Bug-bitten, sunburned, bad back flare up. And it's hot. No air conditioning at the ETC. It's a slow adjustment to this non-office-cublice life that I pined for and have been granted.

The last few phone interviews that I recorded for the C-Realm Podcast were start and stop affairs. When I recorded a recent conversation with Frank Aragona of the Agroinnovations Podcast, I was standing in the middle of the gravel road at the top of the ETC driveway. It's the nearest place where I can get any cell phone signal, and the sound of a car approaching on gravel translates as a blanket of white noise when picked up via the tiny microphone in my cell phone earbud jack and fractured into innumerable digital packets, transmitted down miles of fiber, re-assembled and piped into the earpiece of Frank's phone in New Mexico. (Imagine what an educated speaker of the English language would have made of that last sentence in 1950.)  Again and again, Frank had to find the thread of his rap and get back into his flow before the next slow swelling of white noise forced him back into silence.

The next day I drove to the Farm Frisbee golf course to find a place with cell reception that does not lie on a heavily trafficked gravel road. I tried conducting a conversation with Tara Holtse from the bed of my pick-up truck, but I had to halt the conversation and flee the site when the mosquitoes discovered me there in the shade of the trees. I ended up parking by the Farm front gate.
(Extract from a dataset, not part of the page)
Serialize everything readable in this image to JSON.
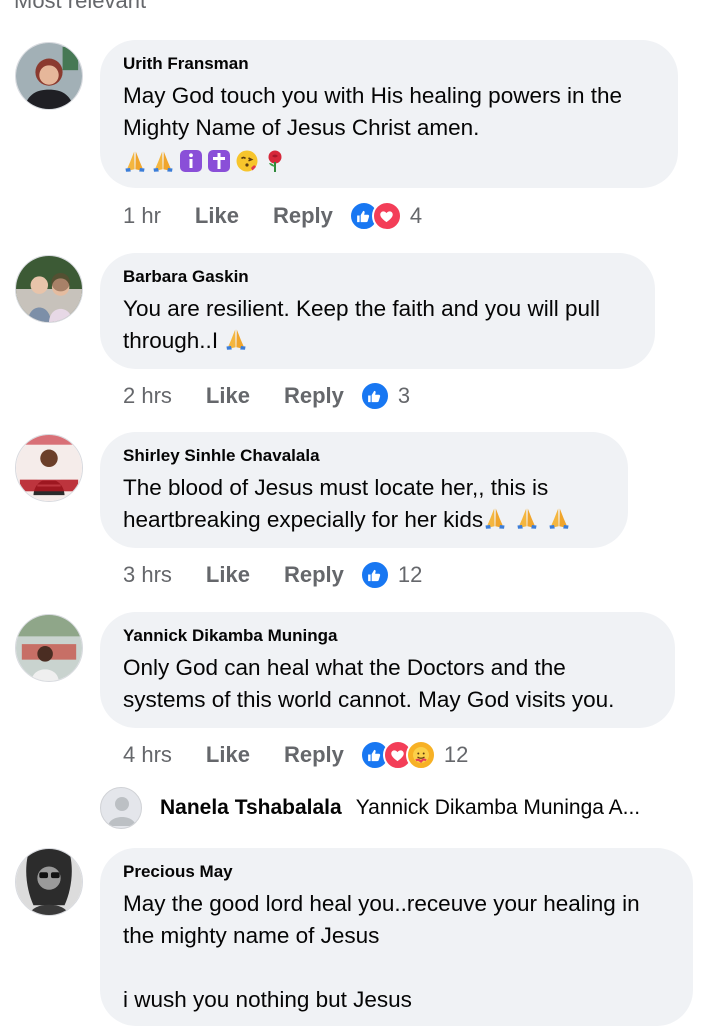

A continuous stream of cars passed by as I recorded the interview, but at least they were driving past on pavement instead of gravel, and the direct late afternoon sunlight kept the mosquitoes at bay long enough for me to capture enough audio to comprise a C-Realm segment.

“I never knew doing a podcast could be so convoluted,” said Tara.*

Tomorrow, I'm driving to Nashville to collect a C-Realm listener turned ETC permaculture apprentice from the airport. I don't have to be there until 4 pm, but I'm leaving before lunch so that I can record an interview segment with [subject to remain un-named until the interview is in the can] in air-conditioned comfort at the home of the person who has foolishly offered her place as big city crash pad. I intend to arrive early and soak up as much AC and wireless high speed internet (with no bandwidth cap) as I can before forcing myself back out into the sticky heat and discomfort of this so-called Real World that I've taken to comparing so favorably to the disembodied comfort of cyberspace.

G'ah. Ideologies.

*Or words to that effect.


  1. Poor KMO! I totally feel for you. I've been there with the mosquitos and the chiggers and the heat and the humidity. Lived without air conditioning, in fact lived without electricity for eight years. Imagine not even a fan in the middle of the woods in central Mississippi. Real life can be really uncomfortable.

    Are the advantages of living at the ETC sufficient to keep you there, do you think, in spite of the many disadvantages?


  2. It was 128 degrees in Bombay last week....and I doubt there's much AC to be had over there.

    Could always be worse KMO...

  3. You forgot about my smoke alarm going off in the middle of the conversation as well. But that sounds like about what I said.

    I wear the no air conditioning thing like a badge of honor! When people complain about the heat I say, no, I didn't have air conditioning in GEORGIA. MD ain't nothing.

  4. Janet, yes indeed. I'm staying here for the time being. The ETC keeps me in daily face to face contact with really excellent people.

    Jacques, I know that's right. I saw the DVD of The Road a couple of nights ago. Things could indeed be MUCH worse.

    Tara, it all worked out though, didn't it? :)